Three photographs, published in the German magazine Der Spiegel, show members of the self-designated “Kill Team” comprised of United States Army soldiers who are accused of making a sport of killing innocent Afghans as they show off one of their victims in a kind of trophy photo; another photograph shows two Afghan civilians who appear to be dead.
Der Spiegel, which published the photographs in its March 20 print edition, but has not yet put the photos online, has blurred the victims’ faces so that their expressions can not be seen. While that makes the photographs somewhat less inflammatory than they would be otherwise, it does not conceal the faces of the soldiers, who look disconcertingly satisfied as they kneel next to an apparently dead Afghan civilian.

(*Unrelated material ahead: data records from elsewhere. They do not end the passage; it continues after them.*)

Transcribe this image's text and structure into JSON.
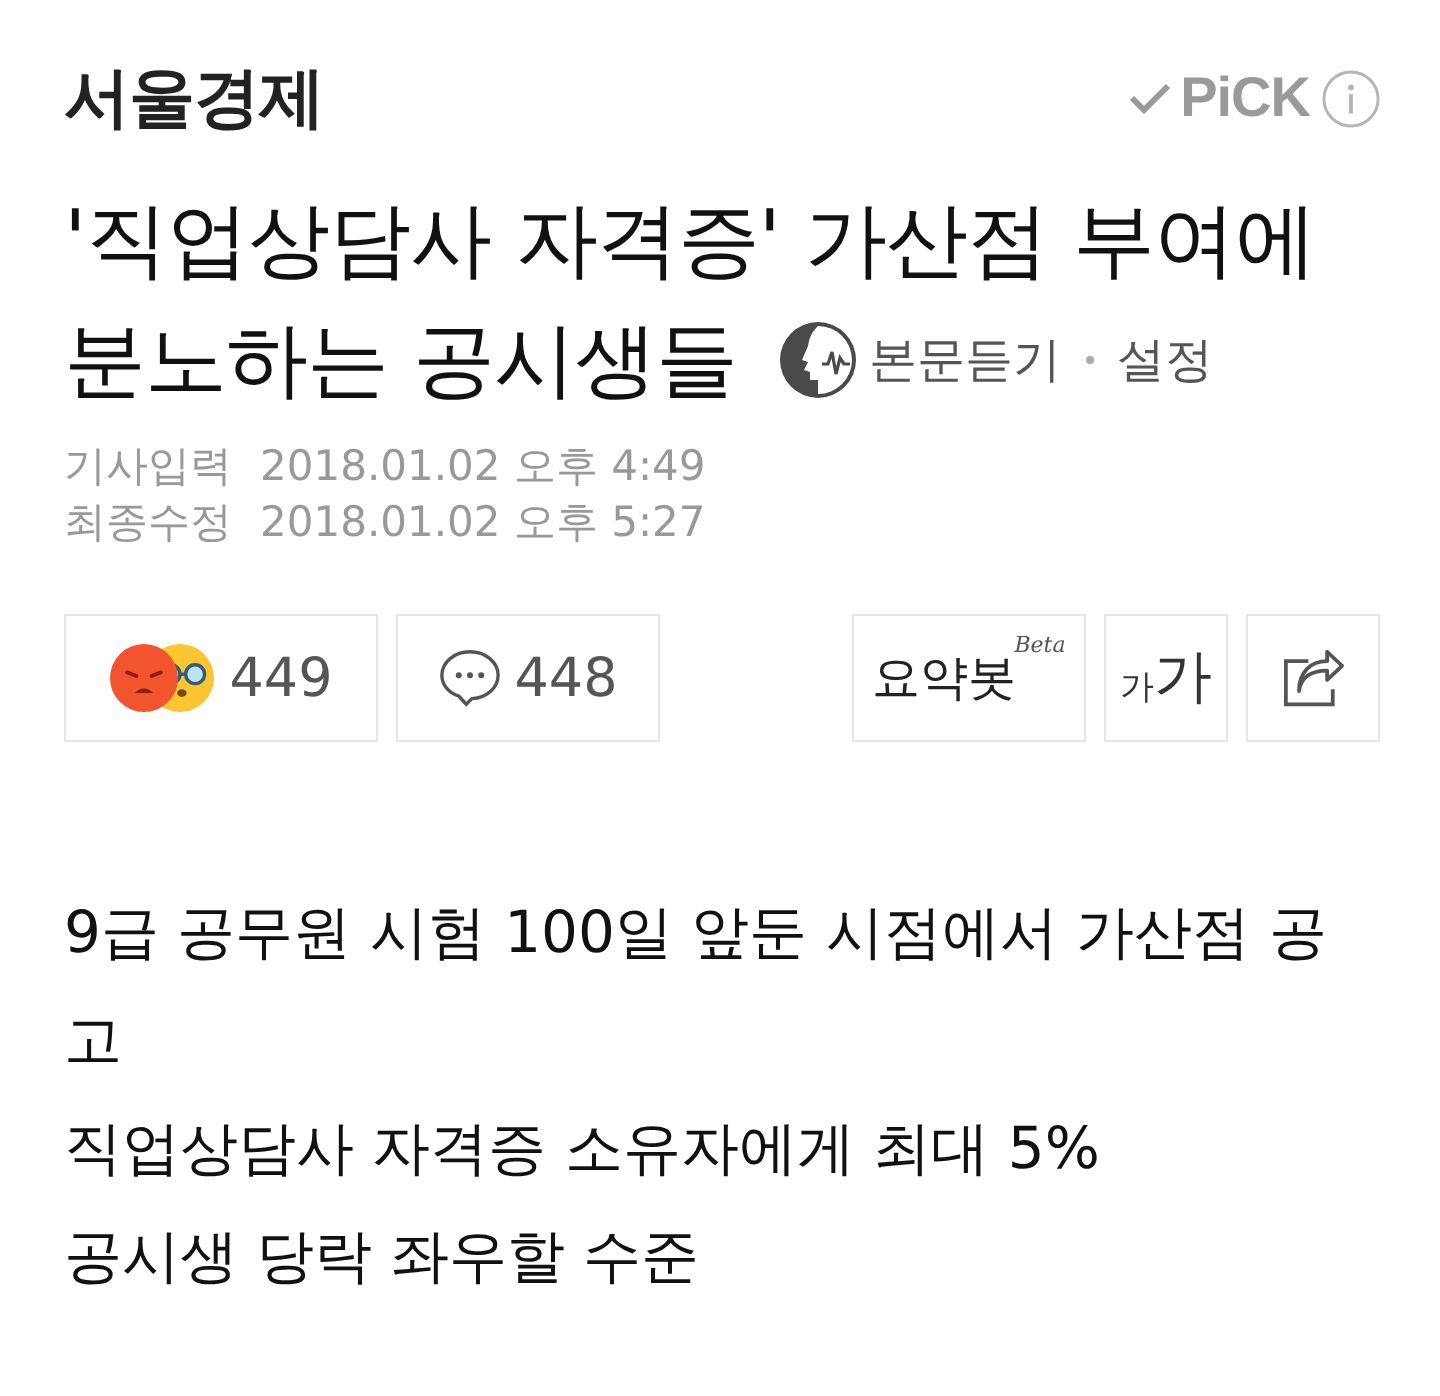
{
  "header": {
    "publisher": "서울경제",
    "pick_label": "PiCK"
  },
  "headline": {
    "title_lines": [
      "'직업상담사 자격증' 가산점 부여에",
      "분노하는 공시생들"
    ],
    "listen": {
      "label": "본문듣기",
      "settings": "설정"
    }
  },
  "dates": [
    {
      "label": "기사입력",
      "value": "2018.01.02 오후 4:49"
    },
    {
      "label": "최종수정",
      "value": "2018.01.02 오후 5:27"
    }
  ],
  "actions": {
    "reactions": {
      "count": "449"
    },
    "comments": {
      "count": "448"
    },
    "summary": {
      "label": "요약봇",
      "badge": "Beta"
    },
    "font_size": {
      "small": "가",
      "large": "가"
    }
  },
  "body": {
    "lines": [
      "9급 공무원 시험 100일 앞둔 시점에서 가산점 공고",
      "직업상담사 자격증 소유자에게 최대 5%",
      "공시생 당락 좌우할 수준"
    ]
  }
}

Five of the soldiers involved in the killings, who were from the 5th Stryker Brigade, 2nd Infantry Division, based at Joint Base Lewis-McChord in Washington State, are now facing court martial proceedings for the deaths of three, unarmed Afghan civilians. Seven other members of the unit are accused of lesser crimes. The men are accused of faking combat situations to justify killing randomly chosen Afghans with grenades and guns. The case came to light after one of the soldiers informed military investigators about the killings; he was then beaten so severely by other members of the unit for betraying them that he had to be hospitalized.
The killings occurred in Maiwand district of Kandahar Province, one of the areas that was dominated by the Taliban until major military operations last summer and fall.
The pictures bring to mind those of the torture and humiliation suffered by Iraqis at the hands of American troops in the Abu Ghraib prison, which came to light in the spring of 2004. However, there were dozens of those pictures and they clearly showed the victims’ faces, making their pain all the more apparent. That case reverberated across the Muslim world in ways that this case has yet to do in part because of the absence of photographs. The release of the images threatens to change that.
However there was little reaction on Monday because it was Nowruz, the Persian New Year, which is a national holiday and many families go out for picnics so that even those few with internet access were less likely to see the photos. The Afghan government had no comment on Monday on the release nor did the American Embassy, which referred all questions to the American military.
The military and diplomats are hoping to mute public anger by emphasizing that the soldiers in the Afghan case are being brought to justice. In a statement, the Army described the actions as “repugnant” and underscored that a prosecution was underway.
“The actions portrayed in these photographs remain under investigation and are now the subject of ongoing U.S. court-martial proceedings,” the statement said.
“The United States Army is committed to adherence to the Law of War and the humane and respectful treatment of combatants, noncombatants, and the dead,” the statement added. “When allegations of wrongdoing by Soldiers surface, to include the inappropriate treatment of the dead, they are fully investigated. Soldiers who commit offenses will be held accountable as appropriate.”
One of the pictures published by Der Spiegel shows a soldier, Spc. Jeremy Morlock of Wasilla, Alaska, posing, a grin on his face, next to a dead Afghan who is mostly undressed, his body streaked with blood, as the soldier lifts up the man’s head as if showing him off like a trophy. Specialist Morlock has been charged with murder.
A second, similar photograph shows another soldier, Pfc. Andrew Holmes, who has been charged with murder, kneeling next to the same corpse.
A third photograph shows two Afghan civilians who appear to be dead and whose bodies have been arranged leaning limply against a post.
The photos had been described to reporters by defense lawyers for some of the soldiers, but their release had been prohibited by a military judge. It is not clear how Der Spiegel obtained the images.